The churches at Smyrna and Philadelphia should be our pattern today.  Here are examples of those who served the Lord faithfully, remaining pure in allegiance to Christ, pure in the apostles’ doctrine, pure in submissive obedience, and pure in moral conduct.  This does not mean the individual Christians never sinned, but that they persevered in repenting and confessing their sins to Christ, seeking to live according to all that Christ commanded through His holy apostles without additions or subtractions from the faith.

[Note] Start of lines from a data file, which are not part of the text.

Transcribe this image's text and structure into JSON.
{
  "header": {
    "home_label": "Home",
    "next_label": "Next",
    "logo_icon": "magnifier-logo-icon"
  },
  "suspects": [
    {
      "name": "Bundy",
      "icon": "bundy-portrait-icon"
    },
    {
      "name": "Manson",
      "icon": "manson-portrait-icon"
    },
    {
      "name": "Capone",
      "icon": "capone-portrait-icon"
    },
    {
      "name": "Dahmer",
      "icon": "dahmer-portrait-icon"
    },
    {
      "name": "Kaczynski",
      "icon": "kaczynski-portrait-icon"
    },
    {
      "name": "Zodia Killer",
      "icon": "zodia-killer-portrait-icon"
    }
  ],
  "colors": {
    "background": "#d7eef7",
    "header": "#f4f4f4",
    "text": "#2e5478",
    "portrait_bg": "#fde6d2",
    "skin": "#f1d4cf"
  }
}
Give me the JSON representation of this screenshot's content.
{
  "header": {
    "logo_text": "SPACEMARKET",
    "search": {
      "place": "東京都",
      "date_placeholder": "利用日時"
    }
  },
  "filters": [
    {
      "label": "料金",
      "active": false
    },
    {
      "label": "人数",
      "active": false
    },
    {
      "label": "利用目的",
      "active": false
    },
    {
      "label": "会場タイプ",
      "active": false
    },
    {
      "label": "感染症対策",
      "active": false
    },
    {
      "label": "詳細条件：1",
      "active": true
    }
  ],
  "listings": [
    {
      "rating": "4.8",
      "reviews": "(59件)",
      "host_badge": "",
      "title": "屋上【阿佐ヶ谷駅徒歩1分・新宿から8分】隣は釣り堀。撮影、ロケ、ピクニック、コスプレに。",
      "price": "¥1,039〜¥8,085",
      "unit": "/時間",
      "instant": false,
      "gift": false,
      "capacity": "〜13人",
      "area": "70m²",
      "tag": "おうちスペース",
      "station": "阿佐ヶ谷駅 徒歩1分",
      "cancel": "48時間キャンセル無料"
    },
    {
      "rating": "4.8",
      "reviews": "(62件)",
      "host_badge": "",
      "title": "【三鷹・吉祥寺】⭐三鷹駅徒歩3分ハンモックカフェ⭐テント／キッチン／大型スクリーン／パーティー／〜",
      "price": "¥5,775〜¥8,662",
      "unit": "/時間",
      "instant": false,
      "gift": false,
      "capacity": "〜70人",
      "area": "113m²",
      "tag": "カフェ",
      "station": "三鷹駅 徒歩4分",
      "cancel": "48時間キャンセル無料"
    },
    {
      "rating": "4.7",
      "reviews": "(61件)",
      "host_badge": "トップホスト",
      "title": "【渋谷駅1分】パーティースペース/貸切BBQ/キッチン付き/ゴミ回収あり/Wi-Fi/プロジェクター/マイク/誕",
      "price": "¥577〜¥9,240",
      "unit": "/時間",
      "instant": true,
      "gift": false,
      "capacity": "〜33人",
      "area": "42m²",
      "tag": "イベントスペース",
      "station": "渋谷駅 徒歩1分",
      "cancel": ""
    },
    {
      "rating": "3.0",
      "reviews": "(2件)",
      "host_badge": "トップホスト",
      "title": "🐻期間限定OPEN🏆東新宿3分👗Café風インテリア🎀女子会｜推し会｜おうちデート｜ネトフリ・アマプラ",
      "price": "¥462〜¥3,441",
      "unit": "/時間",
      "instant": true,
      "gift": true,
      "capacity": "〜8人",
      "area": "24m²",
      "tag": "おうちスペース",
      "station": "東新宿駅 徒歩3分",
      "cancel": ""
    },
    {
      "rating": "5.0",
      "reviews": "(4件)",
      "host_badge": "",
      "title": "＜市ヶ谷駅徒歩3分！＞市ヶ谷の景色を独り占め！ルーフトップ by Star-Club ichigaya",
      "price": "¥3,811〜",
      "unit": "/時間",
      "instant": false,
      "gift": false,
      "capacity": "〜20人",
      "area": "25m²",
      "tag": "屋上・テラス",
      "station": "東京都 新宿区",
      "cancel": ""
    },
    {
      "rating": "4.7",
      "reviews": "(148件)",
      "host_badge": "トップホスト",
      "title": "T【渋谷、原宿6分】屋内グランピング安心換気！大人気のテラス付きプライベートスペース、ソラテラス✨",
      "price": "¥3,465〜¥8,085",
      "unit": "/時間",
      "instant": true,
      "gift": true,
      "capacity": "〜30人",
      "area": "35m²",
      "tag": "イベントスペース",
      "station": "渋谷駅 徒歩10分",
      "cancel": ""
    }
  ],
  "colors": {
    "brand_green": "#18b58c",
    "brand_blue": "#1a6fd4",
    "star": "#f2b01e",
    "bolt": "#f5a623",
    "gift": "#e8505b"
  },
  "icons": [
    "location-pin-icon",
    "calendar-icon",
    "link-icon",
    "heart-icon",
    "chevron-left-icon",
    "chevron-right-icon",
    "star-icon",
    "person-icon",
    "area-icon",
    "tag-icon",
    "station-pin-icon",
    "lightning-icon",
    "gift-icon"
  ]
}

Apostasy is a clear and present danger.  Individual Christians can fall away; partial congregations can fall away; entire congregations can fall away.  The very need for such a study as the one presently undertaken evinces apostasy on behalf of some from the teachings of the New Testament.  Granted, the depth of apostasy has sunk so low that the majority who now claim Christianity have never even obeyed the most rudimentary steps of obedience to become a child of God – despite their vehement claims to the contrary. 

The reality for these is that they have never been raised with Christ from whence they can fall, but their denial of the possibility of apostasy is like a cancer unleashed – it spreads uncontrollably throughout all of Christendom, affecting the faithful remnant in the same way the false doctrines of the Nicolaitans, Balaam, and Jezebel ate away at the true churches addressed by Christ.  Apostasy is a real possibility.  He who has ears to hear, let him hear what the Spirit says to the churches.


Tracy White



Louw, Johannes P. and Eugene Albert Nida (1996), Greek-English Lexicon of the New Testament:
          Based on Semantic Domains
. electronic ed. of the 2nd edition. (New York: United Bible

Newman, Barclay M., Jr. (1993), A Concise Greek-English Dictionary of the New Testament (Stuttgart,
          Germany: Deutsche Bibelgesellschaft; United Bible Societies).

Vine, W. E. (1996), Vine’s Complete Expository Dictionary (Nashville, TN: Thomas Nelson Publishers).